February 6, 2016
Rafael Robb, the former University of Pennsylvania professor sentenced to five to 10 years in prison for killing his wife in their Upper Merion home in 2006, is again coming up for parole - and stirring a new round of opposition. Ellen Gregory Robb's family members, who have successfully argued in the past to reverse a parole board decision to release Robb, plan to renew their concerns in a meeting with the board next Tuesday. "We will collectively show that Robb remains controlling, manipulative, and unremorseful for his horrific actions," her brother Gary Gregory said in a statement Thursday.
June 2, 2010 |
Susanna Goihman - the Queen Village restaurateur who pleaded guilty in the hit-and-run death of Kayla Peter nearly five years ago - was paroled Sunday from the Crawford County prison she used to call home, state prison officials confirmed. Now home looks more tropical for the convicted felon. Goihman, now 47, who was sentenced to three to six years for running over the 15-year-old victim while driving drunk, moved to Florida, where she'll be watched by the Interstate Compact for Adult Offender Supervision, said Leo Dunn, spokesman for the Pennsylvania Board of Probation and Parole.
October 15, 1989 |
An Avondale man, who admitted murdering his wife nine years ago, contended Thursday in Chester County Court that he would never have entered a guilty plea if he had known he would spend the rest of his life in prison. Johnny Wayne Reece, 42, who is seeking a new trial, testified during a hearing in Chester County Court that his former attorney told him he would be eligible for parole in six to nine years. Reece told Judge Lawrence Wood that he only recently learned through a prison employee that the life sentence he received from then-President Judge D. T. Marrone made him ineligible for parole under Pennsylvania state law. Reece, who said he grew up in North Carolina, told Wood that he was unfamiliar the state law here when he pleaded guilty in 1980.
January 28, 1999 |
Daniel Owen McElwee, 80, of Levittown, a retired parole supervisor, died Sunday of heart failure at St. Mary Medical Center, Middletown Township. He had been ill for some time. Mr. McElwee toured South America in the late 1940s to study penal institutions in several countries. He then worked in Philadelphia for 30 years for the Pennsylvania Board of Parole, retiring in 1983 as a parole supervisor. In retirement, he used his passion for reading and history to become a self-taught historian.
September 14, 1999 |
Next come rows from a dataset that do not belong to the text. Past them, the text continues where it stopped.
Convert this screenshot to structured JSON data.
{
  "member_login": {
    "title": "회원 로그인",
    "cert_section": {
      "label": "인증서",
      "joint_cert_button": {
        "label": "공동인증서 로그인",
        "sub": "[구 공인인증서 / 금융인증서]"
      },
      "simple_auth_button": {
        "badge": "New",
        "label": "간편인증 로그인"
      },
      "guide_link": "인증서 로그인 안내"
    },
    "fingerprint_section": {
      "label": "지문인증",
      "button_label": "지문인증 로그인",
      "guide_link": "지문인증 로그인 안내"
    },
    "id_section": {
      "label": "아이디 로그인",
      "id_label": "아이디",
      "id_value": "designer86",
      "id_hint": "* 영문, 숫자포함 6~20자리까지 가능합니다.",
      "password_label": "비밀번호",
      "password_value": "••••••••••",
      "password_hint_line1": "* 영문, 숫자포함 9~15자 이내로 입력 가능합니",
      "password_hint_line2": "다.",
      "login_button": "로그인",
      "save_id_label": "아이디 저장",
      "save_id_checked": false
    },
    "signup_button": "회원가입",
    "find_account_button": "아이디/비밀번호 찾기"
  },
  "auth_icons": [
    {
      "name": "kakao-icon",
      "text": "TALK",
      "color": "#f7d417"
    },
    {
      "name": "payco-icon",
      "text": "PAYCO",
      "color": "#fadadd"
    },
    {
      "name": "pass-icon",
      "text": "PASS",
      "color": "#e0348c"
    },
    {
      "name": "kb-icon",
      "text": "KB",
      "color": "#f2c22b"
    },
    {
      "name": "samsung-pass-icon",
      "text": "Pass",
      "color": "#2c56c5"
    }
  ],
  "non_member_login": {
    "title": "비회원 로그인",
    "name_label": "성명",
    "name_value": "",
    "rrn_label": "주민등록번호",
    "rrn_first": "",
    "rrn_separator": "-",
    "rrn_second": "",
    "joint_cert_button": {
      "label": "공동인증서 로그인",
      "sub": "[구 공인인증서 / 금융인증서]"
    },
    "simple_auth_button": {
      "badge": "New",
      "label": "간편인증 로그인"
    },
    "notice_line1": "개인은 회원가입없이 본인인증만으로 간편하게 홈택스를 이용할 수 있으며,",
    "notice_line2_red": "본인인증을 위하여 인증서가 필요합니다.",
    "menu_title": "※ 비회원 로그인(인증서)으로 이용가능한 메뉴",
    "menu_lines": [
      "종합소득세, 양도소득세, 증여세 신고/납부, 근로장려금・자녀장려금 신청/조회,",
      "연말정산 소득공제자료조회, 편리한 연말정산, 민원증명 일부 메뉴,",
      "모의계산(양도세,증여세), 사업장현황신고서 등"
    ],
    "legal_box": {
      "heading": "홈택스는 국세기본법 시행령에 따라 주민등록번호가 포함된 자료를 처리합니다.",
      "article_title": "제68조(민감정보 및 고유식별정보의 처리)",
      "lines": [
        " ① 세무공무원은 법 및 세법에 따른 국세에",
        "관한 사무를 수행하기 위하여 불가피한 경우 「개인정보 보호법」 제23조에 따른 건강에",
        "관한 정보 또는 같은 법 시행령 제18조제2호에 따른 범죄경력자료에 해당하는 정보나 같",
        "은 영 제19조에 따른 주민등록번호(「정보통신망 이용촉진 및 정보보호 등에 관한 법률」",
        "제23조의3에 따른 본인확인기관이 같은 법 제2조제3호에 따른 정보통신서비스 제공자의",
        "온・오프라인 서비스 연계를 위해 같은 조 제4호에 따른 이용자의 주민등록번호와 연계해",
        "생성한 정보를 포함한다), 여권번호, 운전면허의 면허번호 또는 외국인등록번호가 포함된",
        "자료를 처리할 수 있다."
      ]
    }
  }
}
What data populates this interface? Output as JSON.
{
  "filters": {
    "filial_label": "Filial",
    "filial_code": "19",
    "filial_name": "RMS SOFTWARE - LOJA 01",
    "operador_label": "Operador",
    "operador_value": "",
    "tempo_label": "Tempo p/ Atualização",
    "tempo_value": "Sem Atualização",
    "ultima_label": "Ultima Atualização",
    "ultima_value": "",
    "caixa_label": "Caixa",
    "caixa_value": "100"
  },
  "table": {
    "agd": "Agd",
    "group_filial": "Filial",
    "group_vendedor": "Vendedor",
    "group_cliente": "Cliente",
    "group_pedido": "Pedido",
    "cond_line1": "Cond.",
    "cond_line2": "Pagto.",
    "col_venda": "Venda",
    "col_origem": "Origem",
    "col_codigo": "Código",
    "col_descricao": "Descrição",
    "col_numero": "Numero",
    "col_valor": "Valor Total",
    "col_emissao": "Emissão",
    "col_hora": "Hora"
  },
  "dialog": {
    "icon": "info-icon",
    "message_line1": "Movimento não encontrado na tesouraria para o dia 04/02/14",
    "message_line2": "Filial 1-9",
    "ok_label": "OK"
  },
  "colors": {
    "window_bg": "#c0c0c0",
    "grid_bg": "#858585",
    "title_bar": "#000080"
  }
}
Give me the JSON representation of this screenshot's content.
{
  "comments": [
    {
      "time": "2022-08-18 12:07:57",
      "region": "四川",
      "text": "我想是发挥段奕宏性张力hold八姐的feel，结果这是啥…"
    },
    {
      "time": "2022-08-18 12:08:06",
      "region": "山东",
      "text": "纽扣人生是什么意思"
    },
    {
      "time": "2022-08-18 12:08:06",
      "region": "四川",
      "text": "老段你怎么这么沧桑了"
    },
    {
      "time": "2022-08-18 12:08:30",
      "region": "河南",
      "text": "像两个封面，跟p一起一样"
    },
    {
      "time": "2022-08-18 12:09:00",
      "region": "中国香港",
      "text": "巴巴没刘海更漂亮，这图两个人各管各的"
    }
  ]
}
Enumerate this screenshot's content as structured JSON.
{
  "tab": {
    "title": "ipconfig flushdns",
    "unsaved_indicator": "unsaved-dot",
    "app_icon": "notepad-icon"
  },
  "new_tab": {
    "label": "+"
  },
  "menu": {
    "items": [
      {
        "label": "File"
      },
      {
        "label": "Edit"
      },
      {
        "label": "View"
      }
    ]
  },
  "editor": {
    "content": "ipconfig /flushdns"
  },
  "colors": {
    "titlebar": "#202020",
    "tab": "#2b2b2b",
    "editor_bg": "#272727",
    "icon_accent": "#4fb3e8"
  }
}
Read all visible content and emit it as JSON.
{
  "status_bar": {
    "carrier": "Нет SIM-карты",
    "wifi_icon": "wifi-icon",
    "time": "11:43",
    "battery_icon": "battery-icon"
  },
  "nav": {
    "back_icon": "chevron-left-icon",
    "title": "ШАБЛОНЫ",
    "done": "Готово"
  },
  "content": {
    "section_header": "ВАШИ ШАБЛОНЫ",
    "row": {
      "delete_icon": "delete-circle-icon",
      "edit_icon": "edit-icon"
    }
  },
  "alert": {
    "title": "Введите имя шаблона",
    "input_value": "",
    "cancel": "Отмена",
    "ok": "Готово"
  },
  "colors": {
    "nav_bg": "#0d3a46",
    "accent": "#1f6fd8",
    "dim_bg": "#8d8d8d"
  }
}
Zachary "Kato" Earvin, 31, warned people in a house on Union Street near Parrish that someone was going to die. A few minutes later, shortly after 11 p.m. on May 13, 1998, Earvin, of Pennsgrove Street near 39th, triggered his own prophesy. He shot and killed Lonnie "Pop" Collins, 58, wounded Carlton "Blue" Randolph, and fired shots that missed Robert Collins, the victim's brother, said Assistant District Attorney Mark Gilson. Yesterday, a jury that convicted Earvin of first-degree murder and aggravated assault was unable to agree on a life or death sentence.
December 21, 1991 |
Vincent Charles Marino wasn't rehabilitated the first time. And yesterday, his 33d birthday, he was sentenced to 30 years in prison for the second time in his life. His first sentence in 1979 was for sexual assault and lasted seven years. His second stemmed from a sexual assault that ended in death, and this time, the sentence will last much longer. Yesterday, Camden County Superior Court Judge David Eynon sentenced Marino, formerly of the first block of Maiden Lane, Somerdale, to 30 years without parole for the Sept.